__YOUR OBJECTIVE__.
Every record that follows should appear again in your answer, exactly the same.

Interface dataset entries:
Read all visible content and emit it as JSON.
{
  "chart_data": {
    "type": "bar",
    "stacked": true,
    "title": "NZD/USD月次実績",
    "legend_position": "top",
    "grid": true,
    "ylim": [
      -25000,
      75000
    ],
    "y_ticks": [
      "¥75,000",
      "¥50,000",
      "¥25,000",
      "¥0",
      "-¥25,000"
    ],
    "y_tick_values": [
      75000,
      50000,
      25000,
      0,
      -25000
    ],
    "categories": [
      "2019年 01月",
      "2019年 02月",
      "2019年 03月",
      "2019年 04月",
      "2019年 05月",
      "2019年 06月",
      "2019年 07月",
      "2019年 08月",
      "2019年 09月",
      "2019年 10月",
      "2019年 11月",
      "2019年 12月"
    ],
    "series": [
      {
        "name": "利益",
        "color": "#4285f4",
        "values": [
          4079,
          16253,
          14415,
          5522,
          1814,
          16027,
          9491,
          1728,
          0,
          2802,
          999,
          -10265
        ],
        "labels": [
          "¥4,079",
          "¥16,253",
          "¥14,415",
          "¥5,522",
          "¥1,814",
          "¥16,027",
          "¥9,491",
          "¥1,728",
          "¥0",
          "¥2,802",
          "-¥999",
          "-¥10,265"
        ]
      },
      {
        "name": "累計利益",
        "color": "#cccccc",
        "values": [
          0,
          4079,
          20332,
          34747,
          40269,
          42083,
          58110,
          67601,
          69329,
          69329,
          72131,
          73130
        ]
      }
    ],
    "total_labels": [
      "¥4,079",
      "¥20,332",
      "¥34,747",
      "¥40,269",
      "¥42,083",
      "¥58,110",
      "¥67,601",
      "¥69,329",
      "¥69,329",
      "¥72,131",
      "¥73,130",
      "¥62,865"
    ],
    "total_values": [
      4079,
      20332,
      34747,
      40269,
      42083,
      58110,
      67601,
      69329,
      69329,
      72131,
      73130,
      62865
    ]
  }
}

__ANSWER TO THIS TASK__.
Read all visible content and emit it as JSON.
{
  "chart_data": {
    "type": "bar",
    "stacked": true,
    "title": "NZD/USD月次実績",
    "legend_position": "top",
    "grid": true,
    "ylim": [
      -25000,
      75000
    ],
    "y_ticks": [
      "¥75,000",
      "¥50,000",
      "¥25,000",
      "¥0",
      "-¥25,000"
    ],
    "y_tick_values": [
      75000,
      50000,
      25000,
      0,
      -25000
    ],
    "categories": [
      "2019年 01月",
      "2019年 02月",
      "2019年 03月",
      "2019年 04月",
      "2019年 05月",
      "2019年 06月",
      "2019年 07月",
      "2019年 08月",
      "2019年 09月",
      "2019年 10月",
      "2019年 11月",
      "2019年 12月"
    ],
    "series": [
      {
        "name": "利益",
        "color": "#4285f4",
        "values": [
          4079,
          16253,
          14415,
          5522,
          1814,
          16027,
          9491,
          1728,
          0,
          2802,
          999,
          -10265
        ],
        "labels": [
          "¥4,079",
          "¥16,253",
          "¥14,415",
          "¥5,522",
          "¥1,814",
          "¥16,027",
          "¥9,491",
          "¥1,728",
          "¥0",
          "¥2,802",
          "-¥999",
          "-¥10,265"
        ]
      },
      {
        "name": "累計利益",
        "color": "#cccccc",
        "values": [
          0,
          4079,
          20332,
          34747,
          40269,
          42083,
          58110,
          67601,
          69329,
          69329,
          72131,
          73130
        ]
      }
    ],
    "total_labels": [
      "¥4,079",
      "¥20,332",
      "¥34,747",
      "¥40,269",
      "¥42,083",
      "¥58,110",
      "¥67,601",
      "¥69,329",
      "¥69,329",
      "¥72,131",
      "¥73,130",
      "¥62,865"
    ],
    "total_values": [
      4079,
      20332,
      34747,
      40269,
      42083,
      58110,
      67601,
      69329,
      69329,
      72131,
      73130,
      62865
    ]
  }
}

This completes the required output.